<p>“Being given the chance to view and participate in top-level nuclear research, especially as an undergraduate, paved the way to my current research position,” Hoffman said. “The knowledge and support I received from the physics department and the entire FSU faculty was truly wonderful.”</p>

<p>At Florida State, Hoffman conducted research under the direction of Tabor, with whom he worked as both an undergraduate and graduate student.</p>

<p>“Calem was the top student in my introductory physics class at FSU, and he just kept getting better!” said Tabor, the Norman P. Heydenberg Professor of Physics. “In his graduate studies, he became an absolute master of every aspect of nuclear physics research, from designing, constructing and performing experiments to conducting an extremely careful analysis of the results to a deep search for the meaning of his work in a wider context.</p>

<p>“His research answered longstanding questions about the structure of atomic nuclei under extreme conditions,” Tabor said. “Calem published the research on which his dissertation was based in the leading nuclear physics journals in the world, and these have helped establish him as one of the world’s leading young nuclear scientists.”


See: Former</a> Student Has Nation's Top Dissertation in Nuclear Physics</p>

<p>Really? Thats very suprising.</p>

<p>Not surprising if you know FSU. FSU has long had an excellent physics department. That's why they won the Mag Lab from MIT.</p>

<p>See, for example: <a href=""&gt;;/a&gt;&lt;/p>

<p>My D1 - as an undergrad biochem major - had access to and conducted her research in the Mag Lab. It was great!</p>

<p>I suggest your son visit FSU and see for himself.</p>

<p>But do they have good physics programs in the right fields?
Such a Theoretical or Quantum physics?</p>

<p>FSU has the best physics program in the entire southeast, not just Fl. and that includes quantum and theoretical. Very hard to get into, only the best of the best are in the program. UF is ok, might want to consider Florida Institute of Technology.</p>

<p>At this point I'm just at a crossroads of what to believe. Everywhere I look (respectable sources, mind you) it seems like UF beats FSU Physics, than on some sites, such as this one, signs point to FSU. I'm just at a loss of what to trust more.</p>

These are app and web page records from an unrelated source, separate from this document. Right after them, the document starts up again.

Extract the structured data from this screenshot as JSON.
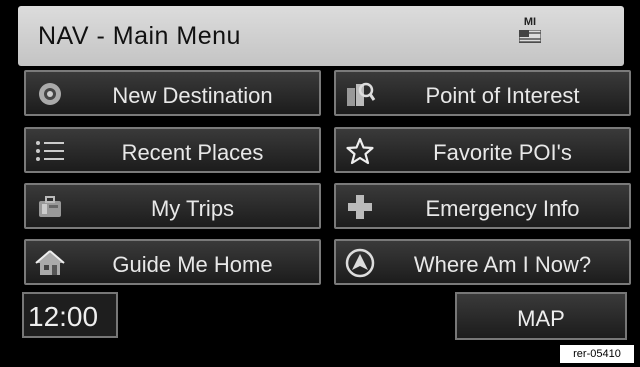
{
  "header": {
    "title": "NAV - Main Menu",
    "state": "MI"
  },
  "menu": [
    {
      "label": "New Destination",
      "icon": "new-destination-icon"
    },
    {
      "label": "Point of Interest",
      "icon": "point-of-interest-icon"
    },
    {
      "label": "Recent Places",
      "icon": "list-icon"
    },
    {
      "label": "Favorite POI's",
      "icon": "star-icon"
    },
    {
      "label": "My Trips",
      "icon": "suitcase-icon"
    },
    {
      "label": "Emergency Info",
      "icon": "cross-icon"
    },
    {
      "label": "Guide Me Home",
      "icon": "house-icon"
    },
    {
      "label": "Where Am I Now?",
      "icon": "compass-icon"
    }
  ],
  "footer": {
    "time": "12:00",
    "map_label": "MAP"
  },
  "reference_code": "rer-05410",
  "colors": {
    "button_bg": "#262626",
    "button_border": "#7a7a7a",
    "header_bg": "#d2d2d2",
    "text_light": "#e8e8e8"
  }
}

<p>If you go to a school that actually does some substantial physics work then you'll get a good undergraduate education. When you're going to graduate school, rankings don't mean anything because your specialty and who's good (or best) at that specialty is what matters. And funding.</p>

<p>So there's not much point in worrying so much over UF vs. FSU unless its grad school.</p>

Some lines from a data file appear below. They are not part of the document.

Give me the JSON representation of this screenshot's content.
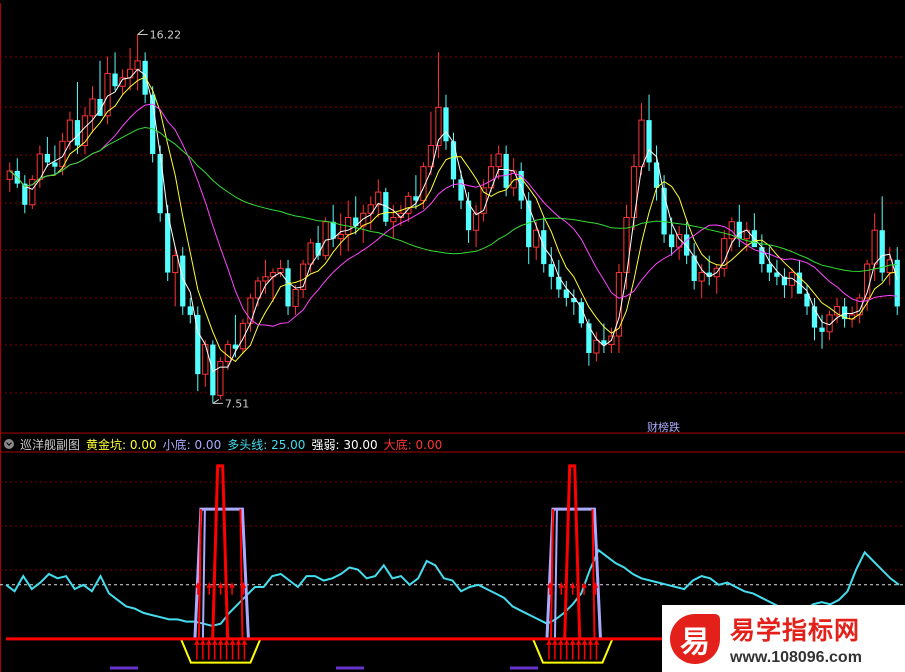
{
  "colors": {
    "bg": "#000000",
    "up": "#ff3333",
    "down": "#54ffff",
    "ma_white": "#ffffff",
    "ma_yellow": "#ffff33",
    "ma_magenta": "#ff44ff",
    "ma_green": "#33dd33",
    "grid": "#880000",
    "osc": "#44ddee",
    "golden": "#ffff00",
    "small": "#aaaaff",
    "big": "#ff0000",
    "arrow": "#ff0000"
  },
  "chart_data": [
    {
      "type": "candlestick",
      "max_label": "16.22",
      "min_label": "7.51",
      "event_label": "财榜跌",
      "ylim": [
        7.0,
        16.8
      ],
      "candles": [
        [
          12.8,
          13.2,
          12.5,
          13.0
        ],
        [
          13.0,
          13.3,
          12.6,
          12.7
        ],
        [
          12.7,
          12.9,
          12.0,
          12.2
        ],
        [
          12.2,
          12.9,
          12.1,
          12.8
        ],
        [
          12.8,
          13.6,
          12.6,
          13.4
        ],
        [
          13.4,
          13.8,
          13.1,
          13.2
        ],
        [
          13.2,
          13.6,
          12.9,
          13.1
        ],
        [
          13.1,
          13.9,
          12.9,
          13.7
        ],
        [
          13.7,
          14.4,
          13.5,
          14.2
        ],
        [
          14.2,
          15.1,
          13.4,
          13.6
        ],
        [
          13.6,
          14.5,
          13.4,
          14.3
        ],
        [
          14.3,
          15.0,
          13.9,
          14.7
        ],
        [
          14.7,
          15.6,
          14.3,
          14.3
        ],
        [
          14.3,
          15.7,
          14.1,
          15.3
        ],
        [
          15.3,
          15.8,
          14.9,
          15.0
        ],
        [
          15.0,
          15.4,
          14.8,
          15.2
        ],
        [
          15.2,
          15.9,
          14.9,
          15.4
        ],
        [
          15.4,
          16.22,
          14.9,
          15.6
        ],
        [
          15.6,
          15.8,
          14.6,
          14.8
        ],
        [
          14.8,
          15.0,
          13.2,
          13.4
        ],
        [
          13.4,
          13.6,
          11.8,
          12.0
        ],
        [
          12.0,
          12.2,
          10.4,
          10.6
        ],
        [
          10.6,
          11.2,
          9.8,
          11.0
        ],
        [
          11.0,
          11.2,
          9.6,
          9.8
        ],
        [
          9.8,
          10.0,
          9.4,
          9.6
        ],
        [
          9.6,
          9.8,
          7.8,
          8.2
        ],
        [
          8.2,
          9.0,
          7.9,
          8.9
        ],
        [
          8.9,
          9.0,
          7.51,
          7.7
        ],
        [
          7.7,
          8.6,
          7.6,
          8.5
        ],
        [
          8.5,
          9.0,
          8.3,
          8.9
        ],
        [
          8.9,
          9.6,
          8.6,
          8.8
        ],
        [
          8.8,
          9.5,
          8.7,
          9.4
        ],
        [
          9.4,
          10.1,
          9.2,
          10.0
        ],
        [
          10.0,
          10.5,
          9.8,
          10.4
        ],
        [
          10.4,
          10.9,
          10.1,
          10.5
        ],
        [
          10.5,
          10.7,
          9.9,
          10.6
        ],
        [
          10.6,
          10.9,
          10.5,
          10.7
        ],
        [
          10.7,
          10.9,
          9.6,
          9.8
        ],
        [
          9.8,
          10.3,
          9.6,
          10.2
        ],
        [
          10.2,
          10.9,
          10.0,
          10.8
        ],
        [
          10.8,
          11.4,
          10.6,
          11.3
        ],
        [
          11.3,
          11.7,
          10.9,
          11.0
        ],
        [
          11.0,
          11.9,
          10.9,
          11.8
        ],
        [
          11.8,
          12.2,
          11.2,
          11.4
        ],
        [
          11.4,
          12.0,
          11.0,
          11.5
        ],
        [
          11.5,
          12.3,
          11.1,
          11.9
        ],
        [
          11.9,
          12.4,
          11.5,
          11.7
        ],
        [
          11.7,
          12.2,
          11.3,
          12.0
        ],
        [
          12.0,
          12.4,
          11.6,
          12.2
        ],
        [
          12.2,
          12.8,
          11.9,
          12.5
        ],
        [
          12.5,
          12.6,
          11.7,
          11.8
        ],
        [
          11.8,
          12.2,
          11.4,
          11.9
        ],
        [
          11.9,
          12.2,
          11.7,
          12.0
        ],
        [
          12.0,
          12.5,
          11.8,
          12.4
        ],
        [
          12.4,
          12.9,
          12.1,
          12.3
        ],
        [
          12.3,
          13.2,
          12.1,
          13.1
        ],
        [
          13.1,
          14.4,
          12.9,
          13.6
        ],
        [
          13.6,
          15.8,
          13.3,
          14.5
        ],
        [
          14.5,
          14.8,
          13.5,
          13.7
        ],
        [
          13.7,
          13.9,
          12.6,
          12.8
        ],
        [
          12.8,
          13.0,
          12.1,
          12.3
        ],
        [
          12.3,
          12.5,
          11.3,
          11.6
        ],
        [
          11.6,
          12.2,
          11.2,
          12.0
        ],
        [
          12.0,
          12.8,
          11.8,
          12.6
        ],
        [
          12.6,
          13.4,
          12.5,
          13.1
        ],
        [
          13.1,
          13.6,
          12.8,
          13.4
        ],
        [
          13.4,
          13.6,
          12.4,
          12.6
        ],
        [
          12.6,
          13.3,
          12.4,
          13.0
        ],
        [
          13.0,
          13.2,
          12.1,
          12.3
        ],
        [
          12.3,
          12.5,
          10.8,
          11.2
        ],
        [
          11.2,
          11.8,
          10.9,
          11.6
        ],
        [
          11.6,
          11.9,
          10.6,
          10.8
        ],
        [
          10.8,
          11.2,
          10.2,
          10.5
        ],
        [
          10.5,
          10.9,
          10.0,
          10.2
        ],
        [
          10.2,
          10.4,
          9.8,
          10.0
        ],
        [
          10.0,
          10.2,
          9.6,
          9.9
        ],
        [
          9.9,
          10.0,
          9.3,
          9.4
        ],
        [
          9.4,
          9.5,
          8.4,
          8.7
        ],
        [
          8.7,
          9.2,
          8.5,
          9.0
        ],
        [
          9.0,
          9.4,
          8.7,
          8.9
        ],
        [
          8.9,
          9.3,
          8.7,
          9.1
        ],
        [
          9.1,
          10.8,
          8.7,
          10.6
        ],
        [
          10.6,
          12.2,
          10.2,
          11.9
        ],
        [
          11.9,
          13.4,
          11.6,
          13.1
        ],
        [
          13.1,
          14.6,
          12.9,
          14.2
        ],
        [
          14.2,
          14.8,
          13.0,
          13.2
        ],
        [
          13.2,
          13.6,
          12.3,
          12.6
        ],
        [
          12.6,
          12.9,
          11.3,
          11.5
        ],
        [
          11.5,
          11.9,
          11.0,
          11.2
        ],
        [
          11.2,
          11.7,
          10.9,
          11.5
        ],
        [
          11.5,
          11.8,
          10.8,
          11.0
        ],
        [
          11.0,
          11.3,
          10.2,
          10.4
        ],
        [
          10.4,
          10.8,
          10.0,
          10.6
        ],
        [
          10.6,
          11.0,
          10.3,
          10.5
        ],
        [
          10.5,
          10.8,
          10.1,
          10.7
        ],
        [
          10.7,
          11.6,
          10.5,
          11.4
        ],
        [
          11.4,
          11.9,
          11.1,
          11.8
        ],
        [
          11.8,
          12.2,
          11.2,
          11.4
        ],
        [
          11.4,
          11.8,
          11.1,
          11.6
        ],
        [
          11.6,
          12.0,
          11.3,
          11.2
        ],
        [
          11.2,
          11.5,
          10.6,
          10.8
        ],
        [
          10.8,
          11.2,
          10.4,
          10.6
        ],
        [
          10.6,
          10.9,
          10.3,
          10.5
        ],
        [
          10.5,
          10.7,
          10.0,
          10.3
        ],
        [
          10.3,
          10.7,
          10.0,
          10.6
        ],
        [
          10.6,
          10.9,
          10.2,
          10.1
        ],
        [
          10.1,
          10.3,
          9.6,
          9.8
        ],
        [
          9.8,
          10.0,
          9.0,
          9.3
        ],
        [
          9.3,
          9.6,
          8.8,
          9.2
        ],
        [
          9.2,
          9.7,
          9.0,
          9.6
        ],
        [
          9.6,
          10.0,
          9.4,
          9.8
        ],
        [
          9.8,
          10.0,
          9.3,
          9.5
        ],
        [
          9.5,
          9.8,
          9.3,
          9.6
        ],
        [
          9.6,
          10.1,
          9.4,
          10.0
        ],
        [
          10.0,
          10.9,
          9.7,
          10.8
        ],
        [
          10.8,
          12.0,
          10.4,
          11.6
        ],
        [
          11.6,
          12.4,
          10.4,
          10.6
        ],
        [
          10.6,
          11.2,
          10.3,
          10.9
        ],
        [
          10.9,
          11.2,
          9.6,
          9.8
        ]
      ]
    },
    {
      "type": "line",
      "indicator_name": "巡洋舰副图",
      "legend": [
        {
          "name": "黄金坑",
          "value": "0.00"
        },
        {
          "name": "小底",
          "value": "0.00"
        },
        {
          "name": "多头线",
          "value": "25.00"
        },
        {
          "name": "强弱",
          "value": "30.00"
        },
        {
          "name": "大底",
          "value": "0.00"
        }
      ],
      "reference_level": 25,
      "ylim": [
        -13,
        85
      ],
      "osc_values": [
        25,
        22,
        29,
        23,
        26,
        30,
        28,
        29,
        23,
        25,
        22,
        29,
        21,
        18,
        15,
        14,
        12,
        11,
        10,
        9,
        9,
        8,
        8,
        7,
        6,
        7,
        12,
        16,
        20,
        24,
        24,
        29,
        30,
        27,
        24,
        29,
        29,
        27,
        28,
        30,
        33,
        32,
        28,
        29,
        34,
        28,
        29,
        25,
        28,
        36,
        34,
        28,
        27,
        22,
        24,
        25,
        23,
        21,
        19,
        15,
        13,
        11,
        9,
        7,
        9,
        12,
        16,
        21,
        32,
        41,
        38,
        35,
        33,
        30,
        28,
        27,
        26,
        25,
        24,
        23,
        27,
        29,
        28,
        25,
        26,
        24,
        22,
        21,
        19,
        17,
        15,
        13,
        11,
        13,
        16,
        17,
        16,
        18,
        22,
        32,
        40,
        36,
        32,
        28,
        25
      ]
    }
  ],
  "watermark": {
    "logo_char": "易",
    "name": "易学指标网",
    "url": "www.108096.com"
  }
}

<p>DakotaWall, undergrad physics programs all include coursework in quantum mechanics and both theoretical and experimental physics. Students really don't specialize in any particular subfield of physics until grad school.</p>

<p>You really need to dig deeper because while UF has an effective marketing campaign, FSU really does have an excellent physics program.</p>

<p>If UF physics were so much superior why on earth would the Mag Lab be located at FSU while UF is only a bit player in one of the most significant national labs in the U.S.? How could an inferior program build a student, from undergrad to doctoral level who could write the best nuclear physics dissertation in the U.S.?</p>

<p>The NSF numbers alone are telling: <a href=""&gt;;/a&gt;&lt;/p>

<p>Here is some additional information about the FSU program - the involvement with [CERN[/url</a>].

A small office within the university’s physics department is one of 35 sites worldwide - and one of just eight in the United States - that has been set up with video and Internet feeds that connect directly with the LHC. Via these feeds, Florida State researchers and their students will be able to monitor experiments at the collider around the clock - and even make changes based on what they observe.


See: <a href=""&gt;](&lt;a href=""&gt;;/a&gt;&lt;/p>

<p>This may also be of interest: FSU</a> High Energy Physics</p>